Mapping operations and remotely operated vehicle dives conducted during the expedition will provide insight into the biology and geology of the area, including marine slides, seeps, mud volcanoes, and subtle fault scarps. This information may help in managing oil and gas resources off the coast of California; yielding insights into past climate changes; and assessing natural hazards such as earthquakes, landslides, and tsunamis.
Watch a video overview of the expedition.
Bow of USS Independence, seen for the first time after 65 years. Watch video highlights from the dive. Image courtesy of the Ocean Exploration Trust.
Nautilus returned northward along the California coastline for a cruise to study the cultural heritage and natural wildlife in the Greater Farallones National Marine Sanctuary (GFNMS).
GFNMS contains over 400 shipwrecks and is largely unexplored in the deepest portions. Scientists conducted the first visual survey of the USS Independence, a World War II-era naval ship and former aircraft carrier scuttled offshore of San Francisco in 1951 and rediscovered as the deepest shipwreck in GFNMS. Two other shipwrecks, the Ituna, which was an historic steam yacht from 1886, and the freighter Dorothy Windermote, were also be explored.
While in GFNMS, an additional goal of the cruise was to characterize habitat of deep-sea corals and sponges. These habitats will be prioritized for future research as they serve as sentinel sites for ocean acidification monitoring and identification of impacts within an upwelling region.
This expedition will contribute to the baseline understanding of fish, deep-sea coral, and rocky substrate communities within GFNMS.
View additional photos of the USS Independence.
For the final expedition of the 2016 field season, Nautilus worked along the California Borderland region offshore San Diego to San Francisco. Scientists collected high-resolution mapping data along this complex margin within America’s Exclusive Economic Zone, of which very little of the seafloor has yet been extensively mapped.
Watch a video overview of the expedition.

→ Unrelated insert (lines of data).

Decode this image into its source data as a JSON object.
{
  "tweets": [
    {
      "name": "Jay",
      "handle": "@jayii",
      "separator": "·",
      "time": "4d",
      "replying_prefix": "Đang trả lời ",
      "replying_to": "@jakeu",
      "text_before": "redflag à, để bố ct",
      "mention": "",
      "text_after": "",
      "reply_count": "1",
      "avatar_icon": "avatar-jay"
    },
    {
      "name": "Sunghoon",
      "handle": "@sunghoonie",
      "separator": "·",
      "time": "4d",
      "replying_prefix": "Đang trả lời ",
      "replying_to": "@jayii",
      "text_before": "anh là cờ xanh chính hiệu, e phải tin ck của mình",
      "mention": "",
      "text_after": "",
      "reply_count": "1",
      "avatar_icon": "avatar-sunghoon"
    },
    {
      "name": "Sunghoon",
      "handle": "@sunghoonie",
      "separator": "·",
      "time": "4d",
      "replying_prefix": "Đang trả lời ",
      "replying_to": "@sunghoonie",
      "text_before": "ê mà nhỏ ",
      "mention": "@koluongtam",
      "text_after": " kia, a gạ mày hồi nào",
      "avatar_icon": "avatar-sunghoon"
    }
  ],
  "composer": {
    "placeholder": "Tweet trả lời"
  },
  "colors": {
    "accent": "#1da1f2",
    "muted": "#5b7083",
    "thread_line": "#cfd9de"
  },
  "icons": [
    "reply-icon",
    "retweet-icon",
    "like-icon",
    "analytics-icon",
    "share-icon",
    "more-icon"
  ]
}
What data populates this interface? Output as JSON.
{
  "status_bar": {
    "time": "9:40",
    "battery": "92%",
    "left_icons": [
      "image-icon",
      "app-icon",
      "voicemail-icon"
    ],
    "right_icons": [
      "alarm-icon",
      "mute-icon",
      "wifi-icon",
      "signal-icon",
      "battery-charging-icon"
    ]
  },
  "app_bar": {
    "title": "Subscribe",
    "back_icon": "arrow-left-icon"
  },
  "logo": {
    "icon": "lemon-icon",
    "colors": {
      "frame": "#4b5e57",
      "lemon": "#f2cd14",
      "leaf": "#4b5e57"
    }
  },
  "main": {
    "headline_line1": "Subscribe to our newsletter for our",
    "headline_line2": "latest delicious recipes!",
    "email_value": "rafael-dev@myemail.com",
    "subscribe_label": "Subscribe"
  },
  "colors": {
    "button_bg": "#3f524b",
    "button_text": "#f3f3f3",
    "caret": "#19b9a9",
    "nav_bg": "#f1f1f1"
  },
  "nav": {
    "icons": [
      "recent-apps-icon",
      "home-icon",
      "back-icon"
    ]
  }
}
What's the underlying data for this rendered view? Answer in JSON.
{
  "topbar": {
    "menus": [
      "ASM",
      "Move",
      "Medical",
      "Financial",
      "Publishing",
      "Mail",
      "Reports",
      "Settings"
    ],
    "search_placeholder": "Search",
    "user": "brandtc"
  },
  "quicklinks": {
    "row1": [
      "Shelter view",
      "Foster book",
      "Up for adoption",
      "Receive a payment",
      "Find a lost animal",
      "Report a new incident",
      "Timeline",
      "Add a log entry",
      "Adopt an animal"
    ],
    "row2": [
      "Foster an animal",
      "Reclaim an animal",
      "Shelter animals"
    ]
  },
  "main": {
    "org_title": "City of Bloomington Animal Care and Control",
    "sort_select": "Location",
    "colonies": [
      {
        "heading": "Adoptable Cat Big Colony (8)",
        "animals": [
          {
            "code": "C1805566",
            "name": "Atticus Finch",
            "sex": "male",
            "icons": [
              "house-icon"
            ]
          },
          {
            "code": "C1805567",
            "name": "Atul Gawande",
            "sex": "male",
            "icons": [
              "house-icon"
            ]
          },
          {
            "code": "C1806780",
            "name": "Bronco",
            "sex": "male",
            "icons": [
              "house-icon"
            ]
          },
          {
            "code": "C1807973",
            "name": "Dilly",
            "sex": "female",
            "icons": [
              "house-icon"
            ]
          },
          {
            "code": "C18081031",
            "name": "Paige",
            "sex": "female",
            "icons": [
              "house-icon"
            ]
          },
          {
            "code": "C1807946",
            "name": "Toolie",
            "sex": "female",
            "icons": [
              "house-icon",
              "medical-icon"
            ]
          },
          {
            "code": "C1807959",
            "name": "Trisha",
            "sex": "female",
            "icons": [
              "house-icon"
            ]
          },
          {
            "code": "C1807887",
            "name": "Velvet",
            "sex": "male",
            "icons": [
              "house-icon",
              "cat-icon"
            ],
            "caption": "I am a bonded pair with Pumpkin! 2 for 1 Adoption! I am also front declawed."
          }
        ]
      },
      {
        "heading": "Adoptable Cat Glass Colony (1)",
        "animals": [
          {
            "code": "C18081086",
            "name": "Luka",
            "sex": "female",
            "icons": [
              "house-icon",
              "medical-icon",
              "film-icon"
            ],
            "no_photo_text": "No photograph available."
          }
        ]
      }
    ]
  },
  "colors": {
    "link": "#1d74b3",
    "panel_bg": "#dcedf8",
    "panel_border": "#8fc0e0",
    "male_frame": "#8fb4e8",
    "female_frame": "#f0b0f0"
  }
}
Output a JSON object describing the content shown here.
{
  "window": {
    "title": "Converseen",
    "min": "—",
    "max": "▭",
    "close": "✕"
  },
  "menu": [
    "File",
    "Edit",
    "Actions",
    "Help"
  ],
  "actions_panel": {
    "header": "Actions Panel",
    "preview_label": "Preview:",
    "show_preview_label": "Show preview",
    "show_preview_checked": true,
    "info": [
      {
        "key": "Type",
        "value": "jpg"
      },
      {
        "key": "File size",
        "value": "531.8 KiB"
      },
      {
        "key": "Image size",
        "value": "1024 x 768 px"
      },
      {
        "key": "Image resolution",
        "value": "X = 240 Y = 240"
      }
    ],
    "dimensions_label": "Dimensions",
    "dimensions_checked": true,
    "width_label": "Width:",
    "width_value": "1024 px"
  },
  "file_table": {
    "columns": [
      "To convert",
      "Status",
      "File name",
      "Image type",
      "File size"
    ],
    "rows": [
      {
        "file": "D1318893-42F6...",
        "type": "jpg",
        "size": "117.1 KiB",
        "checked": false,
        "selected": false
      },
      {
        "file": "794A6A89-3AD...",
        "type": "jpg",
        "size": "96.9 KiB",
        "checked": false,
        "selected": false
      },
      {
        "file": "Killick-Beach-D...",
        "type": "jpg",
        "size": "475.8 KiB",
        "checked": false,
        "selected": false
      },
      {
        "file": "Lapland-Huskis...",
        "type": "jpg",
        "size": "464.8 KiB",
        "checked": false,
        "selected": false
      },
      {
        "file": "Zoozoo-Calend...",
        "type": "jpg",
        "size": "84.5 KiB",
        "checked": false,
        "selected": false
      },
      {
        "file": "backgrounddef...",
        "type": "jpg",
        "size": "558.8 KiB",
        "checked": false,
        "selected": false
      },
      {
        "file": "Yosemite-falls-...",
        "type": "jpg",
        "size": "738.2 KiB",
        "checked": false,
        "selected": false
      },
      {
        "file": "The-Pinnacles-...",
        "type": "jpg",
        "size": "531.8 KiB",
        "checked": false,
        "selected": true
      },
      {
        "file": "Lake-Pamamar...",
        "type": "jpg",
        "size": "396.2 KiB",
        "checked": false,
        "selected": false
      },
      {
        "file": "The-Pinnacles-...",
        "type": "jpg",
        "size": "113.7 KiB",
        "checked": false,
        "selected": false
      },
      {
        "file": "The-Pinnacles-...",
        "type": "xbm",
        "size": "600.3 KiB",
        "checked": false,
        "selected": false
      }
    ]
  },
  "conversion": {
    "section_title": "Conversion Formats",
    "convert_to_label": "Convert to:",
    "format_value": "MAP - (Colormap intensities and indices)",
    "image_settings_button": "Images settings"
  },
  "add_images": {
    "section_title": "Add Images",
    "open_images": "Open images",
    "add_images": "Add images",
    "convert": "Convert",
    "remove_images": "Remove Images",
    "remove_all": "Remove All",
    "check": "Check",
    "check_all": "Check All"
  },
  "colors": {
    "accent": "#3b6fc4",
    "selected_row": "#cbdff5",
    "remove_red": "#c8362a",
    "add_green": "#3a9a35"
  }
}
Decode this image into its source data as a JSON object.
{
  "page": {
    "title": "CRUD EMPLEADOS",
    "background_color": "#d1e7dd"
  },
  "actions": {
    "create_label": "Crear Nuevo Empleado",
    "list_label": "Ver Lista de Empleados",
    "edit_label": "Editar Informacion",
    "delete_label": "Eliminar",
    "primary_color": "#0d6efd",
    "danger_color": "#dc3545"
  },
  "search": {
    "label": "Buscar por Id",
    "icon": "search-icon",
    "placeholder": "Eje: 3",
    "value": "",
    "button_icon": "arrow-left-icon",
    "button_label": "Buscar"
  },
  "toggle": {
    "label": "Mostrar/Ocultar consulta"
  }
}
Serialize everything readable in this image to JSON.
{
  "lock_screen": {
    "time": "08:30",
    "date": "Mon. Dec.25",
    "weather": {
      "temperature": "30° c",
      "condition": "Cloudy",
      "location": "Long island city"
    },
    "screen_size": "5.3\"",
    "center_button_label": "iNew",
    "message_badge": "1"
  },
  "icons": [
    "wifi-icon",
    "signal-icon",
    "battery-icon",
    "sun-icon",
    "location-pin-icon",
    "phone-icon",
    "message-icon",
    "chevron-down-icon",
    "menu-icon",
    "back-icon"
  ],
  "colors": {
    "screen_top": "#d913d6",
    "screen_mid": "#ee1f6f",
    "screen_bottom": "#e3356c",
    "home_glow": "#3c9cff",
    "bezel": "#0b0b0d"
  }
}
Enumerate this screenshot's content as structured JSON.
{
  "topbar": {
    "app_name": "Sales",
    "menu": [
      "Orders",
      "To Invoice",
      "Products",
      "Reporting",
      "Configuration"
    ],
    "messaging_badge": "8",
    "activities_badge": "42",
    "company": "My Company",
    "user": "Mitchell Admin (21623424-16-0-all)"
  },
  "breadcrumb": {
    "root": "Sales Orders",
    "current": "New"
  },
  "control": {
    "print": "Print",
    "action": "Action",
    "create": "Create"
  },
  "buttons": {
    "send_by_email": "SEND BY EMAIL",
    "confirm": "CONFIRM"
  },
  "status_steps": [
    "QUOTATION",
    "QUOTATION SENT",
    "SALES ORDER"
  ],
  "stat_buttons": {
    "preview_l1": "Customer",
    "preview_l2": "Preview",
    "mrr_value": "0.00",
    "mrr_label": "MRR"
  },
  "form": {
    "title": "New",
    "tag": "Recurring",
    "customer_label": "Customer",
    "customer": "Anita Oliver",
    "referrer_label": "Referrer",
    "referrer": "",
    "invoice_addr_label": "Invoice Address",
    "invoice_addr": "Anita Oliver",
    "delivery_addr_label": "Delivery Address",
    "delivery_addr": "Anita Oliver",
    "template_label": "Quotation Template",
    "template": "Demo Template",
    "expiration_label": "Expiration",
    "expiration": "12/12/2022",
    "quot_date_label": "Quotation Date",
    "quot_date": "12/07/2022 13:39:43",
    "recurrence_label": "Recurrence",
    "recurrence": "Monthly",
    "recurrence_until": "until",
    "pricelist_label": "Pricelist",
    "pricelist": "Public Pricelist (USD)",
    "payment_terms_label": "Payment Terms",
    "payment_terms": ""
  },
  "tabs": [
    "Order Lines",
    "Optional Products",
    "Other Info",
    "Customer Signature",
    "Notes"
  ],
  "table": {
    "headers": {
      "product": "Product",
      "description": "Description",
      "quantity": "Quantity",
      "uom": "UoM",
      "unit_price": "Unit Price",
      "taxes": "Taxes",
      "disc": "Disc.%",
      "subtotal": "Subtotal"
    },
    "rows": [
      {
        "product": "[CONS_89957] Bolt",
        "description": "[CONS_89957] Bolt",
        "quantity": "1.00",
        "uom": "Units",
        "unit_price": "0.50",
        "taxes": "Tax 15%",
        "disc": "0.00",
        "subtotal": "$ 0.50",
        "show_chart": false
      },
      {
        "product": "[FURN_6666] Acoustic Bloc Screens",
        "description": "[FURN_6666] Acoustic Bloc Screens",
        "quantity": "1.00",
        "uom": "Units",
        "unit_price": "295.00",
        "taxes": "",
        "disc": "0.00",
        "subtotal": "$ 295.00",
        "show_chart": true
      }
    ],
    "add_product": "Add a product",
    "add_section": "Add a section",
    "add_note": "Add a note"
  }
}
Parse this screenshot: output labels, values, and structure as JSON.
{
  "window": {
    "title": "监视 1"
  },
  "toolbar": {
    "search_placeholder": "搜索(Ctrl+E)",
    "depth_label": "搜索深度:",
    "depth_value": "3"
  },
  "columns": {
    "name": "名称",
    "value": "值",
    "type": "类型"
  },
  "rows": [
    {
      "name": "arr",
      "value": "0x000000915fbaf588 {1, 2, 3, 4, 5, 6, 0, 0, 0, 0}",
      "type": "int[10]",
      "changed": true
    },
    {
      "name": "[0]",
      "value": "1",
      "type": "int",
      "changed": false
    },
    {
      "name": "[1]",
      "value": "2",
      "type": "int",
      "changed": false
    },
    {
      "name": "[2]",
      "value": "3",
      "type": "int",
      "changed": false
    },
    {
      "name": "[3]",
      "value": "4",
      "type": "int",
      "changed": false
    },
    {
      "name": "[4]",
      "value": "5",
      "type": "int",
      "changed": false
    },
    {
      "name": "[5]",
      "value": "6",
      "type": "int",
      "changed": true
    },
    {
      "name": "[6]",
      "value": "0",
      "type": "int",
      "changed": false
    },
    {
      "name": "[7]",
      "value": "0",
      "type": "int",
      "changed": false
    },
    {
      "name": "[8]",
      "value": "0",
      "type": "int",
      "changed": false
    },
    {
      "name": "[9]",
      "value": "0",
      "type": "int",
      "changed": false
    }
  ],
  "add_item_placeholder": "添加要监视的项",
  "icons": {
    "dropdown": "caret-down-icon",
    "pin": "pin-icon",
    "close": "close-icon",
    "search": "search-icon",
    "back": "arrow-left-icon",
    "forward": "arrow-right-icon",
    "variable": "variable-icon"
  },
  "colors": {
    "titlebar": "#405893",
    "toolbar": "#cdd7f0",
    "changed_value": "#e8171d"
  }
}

The partnership between the NOAA Office of Ocean Exploration and Research and the Ocean Exploration Trust has been an evolving one, tracing its roots back to 2000. NOAA Ship Okeanos Explorer was developed alongside E/V Nautilus, allowing the sharing of telepresence technology to bring the wonder of ocean exploration from ship to shore. In addition to providing funding support for the Nautilus mission, the Office of Ocean Exploration and Research continues to work with the Ocean Exploration Trust to advance technology and reduce uncertainties in critical parts of our largely unexplored deep ocean.